Detail: ‘Eve of St. Agnes  H/t declan_maria
Harry Clarke, the son of an ecclesiastical supplier, was born in Dublin in 1889. He was educated at Belvedere College and then worked at his father’s studio. Clarke quickly established a reputation for himself both nationally and internationally as an artist of unique talent both in the media of stained glass artist and illustration. His love of the fantastic and narrative combined with his remarkable technical range and exquisite use of colour produced works of great genius that continue to amaze. He died in Zurich from TB in 1931 a the age of only forty-one.
Henry Patrick (Harry) Clarke, Ireland’s most renowned stained-glass artist, was born in Dublin on March 17th, 1889. His father, Joshua, arrived in Dublin from Leeds in 1877 and established a decorating business. The business, Joshua Clarke & Sons, later expanded to include a stained glass division.
The fourteen vivid and luminous scenes show how Porphyro, forbidden to pursue the hand of Madeleine by her father, creeps into the castle during the St Agnes’ Eve carousing and is led by Old Angela to Madeleine’s bedchamber. Madeleine, following ancient custom, has retired there fasting and unclothed to dream of her future lord.
Her dreams are fulfilled when Porphyro wakes her, and the two steal away into the gathering storm, past fluttering tapestry and the drunken porter. Clarke cleverly disguises the leading in the architectural and decorative features around the scenes.
“The Eve of St. Agnes” – John Keats
Numerous as shadows haunting fairily
The brain, new stuff d, in youth, with triumphs gay
Of old romance.

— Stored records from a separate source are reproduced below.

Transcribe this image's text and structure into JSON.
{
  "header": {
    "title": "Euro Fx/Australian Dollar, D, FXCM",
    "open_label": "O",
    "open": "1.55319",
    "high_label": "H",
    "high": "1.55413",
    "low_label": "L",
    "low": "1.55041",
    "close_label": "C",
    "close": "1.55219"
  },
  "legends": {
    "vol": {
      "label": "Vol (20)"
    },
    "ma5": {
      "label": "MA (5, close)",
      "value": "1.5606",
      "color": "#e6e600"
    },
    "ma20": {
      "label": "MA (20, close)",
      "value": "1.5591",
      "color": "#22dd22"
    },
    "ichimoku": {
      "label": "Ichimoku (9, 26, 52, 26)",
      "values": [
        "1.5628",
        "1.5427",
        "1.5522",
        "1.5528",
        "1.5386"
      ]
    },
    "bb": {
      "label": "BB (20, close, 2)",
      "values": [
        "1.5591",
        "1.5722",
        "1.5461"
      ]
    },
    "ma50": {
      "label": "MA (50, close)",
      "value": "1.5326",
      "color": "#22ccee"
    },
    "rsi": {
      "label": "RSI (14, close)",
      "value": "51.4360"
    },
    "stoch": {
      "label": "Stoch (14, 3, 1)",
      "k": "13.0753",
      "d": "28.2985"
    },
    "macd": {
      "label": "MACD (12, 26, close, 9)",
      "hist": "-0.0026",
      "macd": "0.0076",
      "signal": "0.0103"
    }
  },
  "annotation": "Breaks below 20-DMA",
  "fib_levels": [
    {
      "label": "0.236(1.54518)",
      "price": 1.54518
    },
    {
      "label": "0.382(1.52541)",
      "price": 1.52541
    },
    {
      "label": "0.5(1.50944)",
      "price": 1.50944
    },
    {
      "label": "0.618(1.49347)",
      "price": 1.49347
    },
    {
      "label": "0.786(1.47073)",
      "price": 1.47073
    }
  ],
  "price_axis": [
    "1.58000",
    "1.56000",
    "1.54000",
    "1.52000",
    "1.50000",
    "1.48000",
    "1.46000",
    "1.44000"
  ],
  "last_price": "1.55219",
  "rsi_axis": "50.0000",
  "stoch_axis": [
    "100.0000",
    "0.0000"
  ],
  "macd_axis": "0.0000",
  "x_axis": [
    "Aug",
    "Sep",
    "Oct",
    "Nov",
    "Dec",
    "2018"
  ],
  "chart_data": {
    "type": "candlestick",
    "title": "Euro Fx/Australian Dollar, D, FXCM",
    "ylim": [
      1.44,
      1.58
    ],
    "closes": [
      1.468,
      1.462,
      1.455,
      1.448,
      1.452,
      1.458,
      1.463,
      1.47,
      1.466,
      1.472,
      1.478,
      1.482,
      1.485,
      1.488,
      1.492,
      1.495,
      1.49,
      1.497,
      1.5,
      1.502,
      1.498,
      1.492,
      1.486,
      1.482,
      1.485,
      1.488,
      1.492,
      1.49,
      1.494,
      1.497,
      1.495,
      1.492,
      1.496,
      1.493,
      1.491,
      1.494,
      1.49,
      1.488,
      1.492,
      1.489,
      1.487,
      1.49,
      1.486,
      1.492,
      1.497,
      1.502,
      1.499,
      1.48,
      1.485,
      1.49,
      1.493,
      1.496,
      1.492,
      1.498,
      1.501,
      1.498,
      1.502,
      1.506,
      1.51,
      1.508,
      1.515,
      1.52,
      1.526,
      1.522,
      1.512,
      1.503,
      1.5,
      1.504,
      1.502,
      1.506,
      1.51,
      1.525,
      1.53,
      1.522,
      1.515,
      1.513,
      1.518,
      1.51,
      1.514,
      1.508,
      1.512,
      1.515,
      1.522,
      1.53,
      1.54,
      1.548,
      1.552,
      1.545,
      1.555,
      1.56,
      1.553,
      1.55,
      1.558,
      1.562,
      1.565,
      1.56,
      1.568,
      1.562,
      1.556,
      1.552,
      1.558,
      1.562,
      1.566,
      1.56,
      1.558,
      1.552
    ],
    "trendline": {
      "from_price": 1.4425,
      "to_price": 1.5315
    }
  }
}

These let us wish away,
And turn, sole-thoughted, to one Lady there,
Whose heart had brooded, all that wintry day,
On love, and wing´d St. Agnes´ saintly care,
As she had heard old dames full many times declare.
The dazzling colour is achieved using double-layered glass, repeatedly acid-etched to produce diverse tones, with minute detail scratched into the paint layers using a needle. Thus, the window is the result of painstaking work of the utmost complexity, and an extraordinary achievement.
Clarke absorbed several influences including Symbolism, Art Nouveau, Secessionist art, Celtic Revival but also German Expressionist films such as Nosferatu and the Cabinet of Dr. Caligari.